• Task details:
Each line of the records below that includes "Documents" adds one to the count; state the final count by itself.

• Records for processing:
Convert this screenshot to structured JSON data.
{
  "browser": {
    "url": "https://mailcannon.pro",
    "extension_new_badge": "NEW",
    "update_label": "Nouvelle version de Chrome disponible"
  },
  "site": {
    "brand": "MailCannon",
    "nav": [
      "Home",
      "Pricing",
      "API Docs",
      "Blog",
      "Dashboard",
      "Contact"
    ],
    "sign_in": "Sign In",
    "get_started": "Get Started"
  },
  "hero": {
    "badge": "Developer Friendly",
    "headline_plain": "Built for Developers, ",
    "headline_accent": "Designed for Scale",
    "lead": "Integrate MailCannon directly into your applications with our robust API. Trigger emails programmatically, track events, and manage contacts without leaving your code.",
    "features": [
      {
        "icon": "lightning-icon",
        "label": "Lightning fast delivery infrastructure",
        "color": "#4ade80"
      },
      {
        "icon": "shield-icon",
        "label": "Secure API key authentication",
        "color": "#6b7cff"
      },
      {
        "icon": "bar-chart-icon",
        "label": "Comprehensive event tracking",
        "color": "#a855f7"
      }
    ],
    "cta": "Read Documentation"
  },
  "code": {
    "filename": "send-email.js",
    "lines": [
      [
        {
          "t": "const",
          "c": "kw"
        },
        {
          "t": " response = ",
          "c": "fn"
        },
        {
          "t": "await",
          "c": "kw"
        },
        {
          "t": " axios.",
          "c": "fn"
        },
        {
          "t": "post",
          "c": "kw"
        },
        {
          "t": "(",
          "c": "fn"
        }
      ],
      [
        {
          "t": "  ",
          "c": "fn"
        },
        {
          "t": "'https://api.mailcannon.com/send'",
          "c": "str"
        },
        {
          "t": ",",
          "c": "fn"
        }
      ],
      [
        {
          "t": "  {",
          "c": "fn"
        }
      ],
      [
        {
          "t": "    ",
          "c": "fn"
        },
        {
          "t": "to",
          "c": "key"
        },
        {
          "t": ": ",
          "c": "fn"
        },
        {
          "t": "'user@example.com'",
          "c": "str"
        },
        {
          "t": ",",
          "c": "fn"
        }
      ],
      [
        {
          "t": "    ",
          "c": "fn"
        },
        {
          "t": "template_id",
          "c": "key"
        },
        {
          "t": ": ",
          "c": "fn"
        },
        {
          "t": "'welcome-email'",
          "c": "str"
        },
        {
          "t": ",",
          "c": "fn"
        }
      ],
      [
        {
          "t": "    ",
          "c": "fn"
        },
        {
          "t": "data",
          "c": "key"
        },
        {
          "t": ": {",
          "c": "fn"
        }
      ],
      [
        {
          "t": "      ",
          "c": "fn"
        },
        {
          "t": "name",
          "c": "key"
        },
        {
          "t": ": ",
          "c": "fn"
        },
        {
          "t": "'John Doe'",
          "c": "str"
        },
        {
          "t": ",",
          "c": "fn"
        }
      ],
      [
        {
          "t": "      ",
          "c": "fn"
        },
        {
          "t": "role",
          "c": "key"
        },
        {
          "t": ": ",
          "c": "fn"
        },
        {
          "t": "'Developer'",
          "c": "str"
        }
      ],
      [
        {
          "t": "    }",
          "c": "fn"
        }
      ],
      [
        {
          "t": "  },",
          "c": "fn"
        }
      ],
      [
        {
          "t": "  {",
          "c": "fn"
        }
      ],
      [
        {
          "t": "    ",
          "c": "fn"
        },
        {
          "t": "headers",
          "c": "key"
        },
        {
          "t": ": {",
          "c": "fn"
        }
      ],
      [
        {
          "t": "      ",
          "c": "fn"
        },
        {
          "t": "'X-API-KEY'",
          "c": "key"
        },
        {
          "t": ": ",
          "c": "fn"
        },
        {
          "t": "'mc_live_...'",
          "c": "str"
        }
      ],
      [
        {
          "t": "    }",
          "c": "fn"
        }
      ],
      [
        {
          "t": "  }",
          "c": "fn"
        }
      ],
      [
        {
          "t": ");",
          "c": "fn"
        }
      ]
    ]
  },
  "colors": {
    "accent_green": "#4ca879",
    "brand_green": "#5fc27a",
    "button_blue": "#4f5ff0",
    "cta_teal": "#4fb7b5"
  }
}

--

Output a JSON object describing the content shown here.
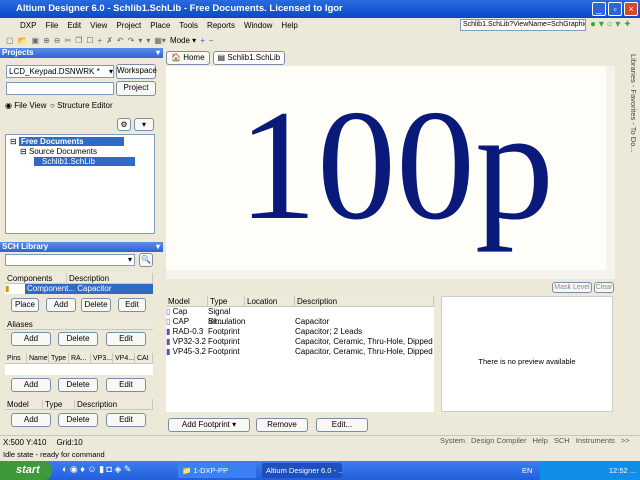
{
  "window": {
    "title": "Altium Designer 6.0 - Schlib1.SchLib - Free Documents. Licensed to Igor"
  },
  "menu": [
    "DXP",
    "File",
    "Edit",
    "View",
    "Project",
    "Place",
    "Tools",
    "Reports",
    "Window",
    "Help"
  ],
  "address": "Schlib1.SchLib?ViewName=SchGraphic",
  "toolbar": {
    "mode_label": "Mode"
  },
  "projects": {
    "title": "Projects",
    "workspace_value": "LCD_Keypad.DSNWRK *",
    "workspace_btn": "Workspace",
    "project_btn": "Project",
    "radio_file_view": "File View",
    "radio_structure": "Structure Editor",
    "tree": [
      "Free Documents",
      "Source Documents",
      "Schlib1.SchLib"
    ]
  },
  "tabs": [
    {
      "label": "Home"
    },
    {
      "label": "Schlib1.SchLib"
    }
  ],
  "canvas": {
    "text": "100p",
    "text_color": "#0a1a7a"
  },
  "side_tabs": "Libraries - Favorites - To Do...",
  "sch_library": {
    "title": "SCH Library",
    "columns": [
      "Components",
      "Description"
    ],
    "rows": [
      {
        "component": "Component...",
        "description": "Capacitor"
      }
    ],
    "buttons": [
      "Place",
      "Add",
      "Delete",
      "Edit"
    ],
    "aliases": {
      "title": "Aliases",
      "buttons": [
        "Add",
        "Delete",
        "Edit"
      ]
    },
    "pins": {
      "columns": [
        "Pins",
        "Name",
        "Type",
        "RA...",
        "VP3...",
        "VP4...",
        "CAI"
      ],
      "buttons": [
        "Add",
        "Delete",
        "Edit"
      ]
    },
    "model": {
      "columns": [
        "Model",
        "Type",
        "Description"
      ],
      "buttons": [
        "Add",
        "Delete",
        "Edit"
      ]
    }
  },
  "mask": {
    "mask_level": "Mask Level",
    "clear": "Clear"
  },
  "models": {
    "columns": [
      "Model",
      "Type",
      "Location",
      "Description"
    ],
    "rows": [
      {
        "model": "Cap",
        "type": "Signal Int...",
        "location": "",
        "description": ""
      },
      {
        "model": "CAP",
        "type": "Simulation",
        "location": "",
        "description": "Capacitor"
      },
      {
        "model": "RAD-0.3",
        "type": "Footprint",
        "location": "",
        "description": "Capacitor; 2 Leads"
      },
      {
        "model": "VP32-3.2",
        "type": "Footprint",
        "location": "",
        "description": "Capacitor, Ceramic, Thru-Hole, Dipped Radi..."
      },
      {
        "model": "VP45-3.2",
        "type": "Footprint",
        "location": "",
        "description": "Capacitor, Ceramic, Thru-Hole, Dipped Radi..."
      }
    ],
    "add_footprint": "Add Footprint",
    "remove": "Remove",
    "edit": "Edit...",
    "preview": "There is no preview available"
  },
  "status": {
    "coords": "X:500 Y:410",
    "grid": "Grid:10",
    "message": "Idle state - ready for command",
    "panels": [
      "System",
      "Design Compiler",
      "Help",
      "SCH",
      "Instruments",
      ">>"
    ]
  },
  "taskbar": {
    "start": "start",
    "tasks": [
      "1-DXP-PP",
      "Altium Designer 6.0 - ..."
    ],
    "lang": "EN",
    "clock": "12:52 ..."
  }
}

• Finished task:
3